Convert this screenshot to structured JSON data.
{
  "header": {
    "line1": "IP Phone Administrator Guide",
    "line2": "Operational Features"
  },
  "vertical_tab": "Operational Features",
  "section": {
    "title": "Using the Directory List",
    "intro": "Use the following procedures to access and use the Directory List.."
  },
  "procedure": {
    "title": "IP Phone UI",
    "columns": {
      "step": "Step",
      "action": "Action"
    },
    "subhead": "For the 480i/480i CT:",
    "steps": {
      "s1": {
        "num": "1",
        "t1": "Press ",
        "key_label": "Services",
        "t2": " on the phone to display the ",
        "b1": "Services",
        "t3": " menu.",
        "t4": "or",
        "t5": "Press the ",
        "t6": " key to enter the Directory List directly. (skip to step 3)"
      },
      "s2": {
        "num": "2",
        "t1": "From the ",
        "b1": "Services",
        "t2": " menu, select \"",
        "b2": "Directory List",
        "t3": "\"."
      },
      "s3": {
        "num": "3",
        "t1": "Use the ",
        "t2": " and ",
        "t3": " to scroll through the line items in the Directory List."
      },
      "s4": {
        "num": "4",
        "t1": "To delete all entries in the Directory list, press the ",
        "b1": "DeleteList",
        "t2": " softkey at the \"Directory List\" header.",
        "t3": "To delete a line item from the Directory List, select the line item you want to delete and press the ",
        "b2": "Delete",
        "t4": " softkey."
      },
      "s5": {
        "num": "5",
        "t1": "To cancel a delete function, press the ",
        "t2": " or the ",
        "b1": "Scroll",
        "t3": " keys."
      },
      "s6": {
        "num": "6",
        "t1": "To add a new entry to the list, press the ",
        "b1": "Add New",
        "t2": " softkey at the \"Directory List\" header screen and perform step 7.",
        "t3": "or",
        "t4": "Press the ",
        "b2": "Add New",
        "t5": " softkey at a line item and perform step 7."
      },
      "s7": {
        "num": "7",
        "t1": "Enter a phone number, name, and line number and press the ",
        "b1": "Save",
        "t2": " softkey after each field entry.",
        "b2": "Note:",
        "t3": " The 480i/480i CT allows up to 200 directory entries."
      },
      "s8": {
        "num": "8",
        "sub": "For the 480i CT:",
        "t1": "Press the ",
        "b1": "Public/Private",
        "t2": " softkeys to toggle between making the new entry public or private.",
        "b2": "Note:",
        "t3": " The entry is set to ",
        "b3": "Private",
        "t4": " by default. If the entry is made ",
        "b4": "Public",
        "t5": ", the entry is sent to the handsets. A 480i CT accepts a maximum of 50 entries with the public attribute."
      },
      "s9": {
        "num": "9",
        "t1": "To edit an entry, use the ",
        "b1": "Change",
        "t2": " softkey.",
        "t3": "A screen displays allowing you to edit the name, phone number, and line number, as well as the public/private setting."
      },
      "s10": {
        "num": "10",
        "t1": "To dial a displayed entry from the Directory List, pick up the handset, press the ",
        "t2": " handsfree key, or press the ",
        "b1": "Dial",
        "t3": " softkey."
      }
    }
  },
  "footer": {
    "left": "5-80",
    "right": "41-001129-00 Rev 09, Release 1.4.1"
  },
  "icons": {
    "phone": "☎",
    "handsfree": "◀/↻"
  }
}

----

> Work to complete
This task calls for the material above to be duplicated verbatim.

> Exercise solution
Convert this screenshot to structured JSON data.
{
  "header": {
    "line1": "IP Phone Administrator Guide",
    "line2": "Operational Features"
  },
  "vertical_tab": "Operational Features",
  "section": {
    "title": "Using the Directory List",
    "intro": "Use the following procedures to access and use the Directory List.."
  },
  "procedure": {
    "title": "IP Phone UI",
    "columns": {
      "step": "Step",
      "action": "Action"
    },
    "subhead": "For the 480i/480i CT:",
    "steps": {
      "s1": {
        "num": "1",
        "t1": "Press ",
        "key_label": "Services",
        "t2": " on the phone to display the ",
        "b1": "Services",
        "t3": " menu.",
        "t4": "or",
        "t5": "Press the ",
        "t6": " key to enter the Directory List directly. (skip to step 3)"
      },
      "s2": {
        "num": "2",
        "t1": "From the ",
        "b1": "Services",
        "t2": " menu, select \"",
        "b2": "Directory List",
        "t3": "\"."
      },
      "s3": {
        "num": "3",
        "t1": "Use the ",
        "t2": " and ",
        "t3": " to scroll through the line items in the Directory List."
      },
      "s4": {
        "num": "4",
        "t1": "To delete all entries in the Directory list, press the ",
        "b1": "DeleteList",
        "t2": " softkey at the \"Directory List\" header.",
        "t3": "To delete a line item from the Directory List, select the line item you want to delete and press the ",
        "b2": "Delete",
        "t4": " softkey."
      },
      "s5": {
        "num": "5",
        "t1": "To cancel a delete function, press the ",
        "t2": " or the ",
        "b1": "Scroll",
        "t3": " keys."
      },
      "s6": {
        "num": "6",
        "t1": "To add a new entry to the list, press the ",
        "b1": "Add New",
        "t2": " softkey at the \"Directory List\" header screen and perform step 7.",
        "t3": "or",
        "t4": "Press the ",
        "b2": "Add New",
        "t5": " softkey at a line item and perform step 7."
      },
      "s7": {
        "num": "7",
        "t1": "Enter a phone number, name, and line number and press the ",
        "b1": "Save",
        "t2": " softkey after each field entry.",
        "b2": "Note:",
        "t3": " The 480i/480i CT allows up to 200 directory entries."
      },
      "s8": {
        "num": "8",
        "sub": "For the 480i CT:",
        "t1": "Press the ",
        "b1": "Public/Private",
        "t2": " softkeys to toggle between making the new entry public or private.",
        "b2": "Note:",
        "t3": " The entry is set to ",
        "b3": "Private",
        "t4": " by default. If the entry is made ",
        "b4": "Public",
        "t5": ", the entry is sent to the handsets. A 480i CT accepts a maximum of 50 entries with the public attribute."
      },
      "s9": {
        "num": "9",
        "t1": "To edit an entry, use the ",
        "b1": "Change",
        "t2": " softkey.",
        "t3": "A screen displays allowing you to edit the name, phone number, and line number, as well as the public/private setting."
      },
      "s10": {
        "num": "10",
        "t1": "To dial a displayed entry from the Directory List, pick up the handset, press the ",
        "t2": " handsfree key, or press the ",
        "b1": "Dial",
        "t3": " softkey."
      }
    }
  },
  "footer": {
    "left": "5-80",
    "right": "41-001129-00 Rev 09, Release 1.4.1"
  },
  "icons": {
    "phone": "☎",
    "handsfree": "◀/↻"
  }
}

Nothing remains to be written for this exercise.